1876 marked America’s one-hundredth birthday, and the center of the celebration was the lavish Philadelphia Centennial Exposition. Boasting 450 acres of technological wonders, national resources, and achievements in art and culture, the lavish fair was more about the future than the past, heralding the nation’s triumphant recovery and dynamic growth since its bloody civil war. Although it opened in the third year of the worst economic depression in U.S. history up to that time (a shantytown outside the fair grounds threatened to dampen the celebration until city officials tore it down), the Exposition drew ten million visitors and every pictorial publication in the country covered its attractions for months. But there was little either on the fair grounds or in print that acknowledged, let alone celebrated, the very recent extraordinary experience of emancipation and Reconstruction
Indeed, African Americans as players in the fair’s activities were noted more by their absence. The Women’s Pavilion excluded black women even though they had helped raise money to construct the exhibit. No black workers were hired to construct the fair and those who were employed on the grounds during its six-month run only did menial tasks (including work in the Southern Restaurant where, one guidebook explained, “a band of old-time plantation ‘darkies’ . . . sing their quaint melodies and strum the banjo”).

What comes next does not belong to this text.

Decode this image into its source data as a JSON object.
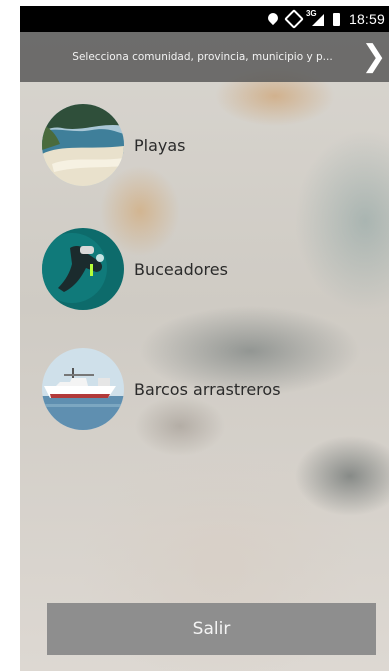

Undaunted, many African Americans visited the Centennial Exposition, determined to participate in the national celebration. Their efforts became grist for the mill of popular artists such as Harper’s Weekly’s Sol Eytinge, Jr., whose “Blackville” series of comic illustrations offered to readers across the country a continuous supply of buffoonish portrayals of freedpeople.
One extraordinary exception to the racial divide that the Centennial marked both socially and symbolically was the statue of The Freed Slave, which stood in the exposition’s massive Memorial Hall. Significantly, this bold, life-size figure holding the Emancipation Proclamation aloft and breaking his own chains was sculpted by an Austro-Italian artist, Francesco Pezzicar, and mounted as part of Austria’s contribution to the fair. It also was the focus of unusual derision by American commentators. Atlantic editor William Dean Howells, for example, called it “a most offensively Frenchy negro, who has broken his chain, and spreading both his arms and legs abroad is rioting in a declamation of something from Victor Hugo; one longs to clap him back into hopeless bondage.”
But as this engraving published in an August issue of Frank Leslie’s Illustrated Newspaper attested, the statue was a magnet for African-American visitors of all classes, a powerful visual symbol from abroad that commemorated their hard fought achievements and, even in the face of violence and faltering federal commitment, persistent aspirations. The statue (which returned to Trieste, where it is now housed in the Civico Museo Revoltella, Galleria d’arte moderna) was to have no counterpart in the United States until the unveiling of the Boston memorial to Robert Gould Shaw and the Massachusetts 54th Regiment in 1897 .
The Frank Leslie’s engraving, based on a sketch by “special artist” Fernando Miranda, offers a unique perspective on the Centennial and African-American participation. It could be argued that this scene of African Americans gathered around the “striking and impressive” statue of The Freed Slave in the Philadelphia Centennial Exposition merely domesticated the black experience, safely relegating slavery to a grim past, situating freedom as fulfilled as opposed to its reality as deferred. But if we take into account the abuse that was showered on the Memorial Hall statue and the overall exclusion of African Americans from the Centennial’s celebrations-as well as the range of black types portrayed-the engraving stands as a powerful statement of dignity and equality.